YOUR OBJECTIVE ▸ The required answer is every line of the data containing the word "inspiring".

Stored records
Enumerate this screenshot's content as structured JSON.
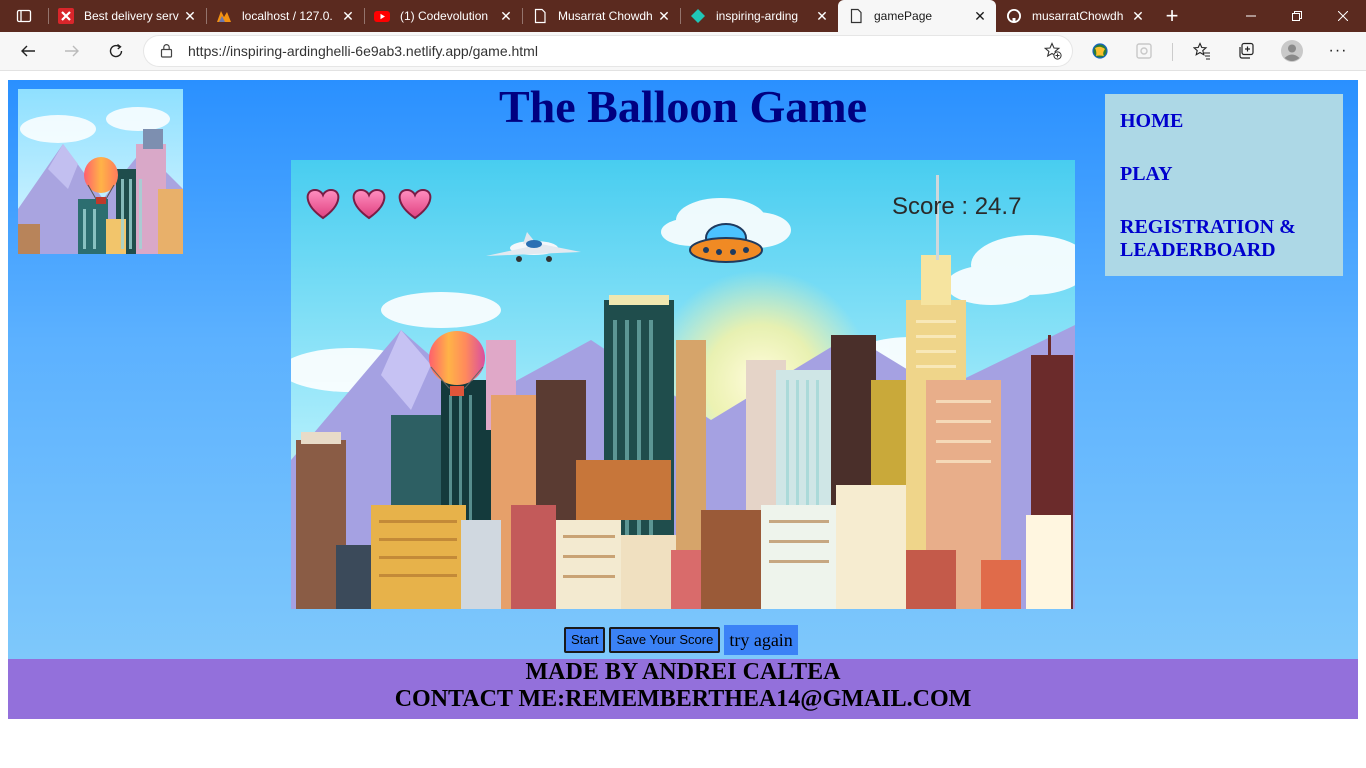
{
  "browser": {
    "tabs": [
      {
        "title": "Best delivery serv",
        "favicon": "red-x-favicon",
        "active": false
      },
      {
        "title": "localhost / 127.0.",
        "favicon": "phpmyadmin-favicon",
        "active": false
      },
      {
        "title": "(1) Codevolution",
        "favicon": "youtube-favicon",
        "active": false
      },
      {
        "title": "Musarrat Chowdh",
        "favicon": "page-favicon",
        "active": false
      },
      {
        "title": "inspiring-arding",
        "favicon": "netlify-favicon",
        "active": false
      },
      {
        "title": "gamePage",
        "favicon": "page-favicon",
        "active": true
      },
      {
        "title": "musarratChowdh",
        "favicon": "github-favicon",
        "active": false
      }
    ],
    "url": "https://inspiring-ardinghelli-6e9ab3.netlify.app/game.html"
  },
  "page": {
    "title": "The Balloon Game",
    "nav": {
      "home": "HOME",
      "play": "PLAY",
      "registration_line1": "REGISTRATION &",
      "registration_line2": "LEADERBOARD"
    },
    "game": {
      "lives": 3,
      "score_text": "Score : 24.7"
    },
    "buttons": {
      "start": "Start",
      "save": "Save Your Score",
      "try_again": "try again"
    },
    "footer": {
      "line1": "MADE BY ANDREI CALTEA",
      "line2": "CONTACT ME:REMEMBERTHEA14@GMAIL.COM"
    }
  },
  "colors": {
    "tab_bar": "#5b2a1f",
    "page_title": "#000080",
    "nav_bg": "#add8e6",
    "nav_link": "#0000cd",
    "footer_bg": "#9370db",
    "button_bg": "#3b82f6"
  }
}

EXERCISE RESPONSE ▸
        "title": "inspiring-arding",
    "url": "https://inspiring-ardinghelli-6e9ab3.netlify.app/game.html"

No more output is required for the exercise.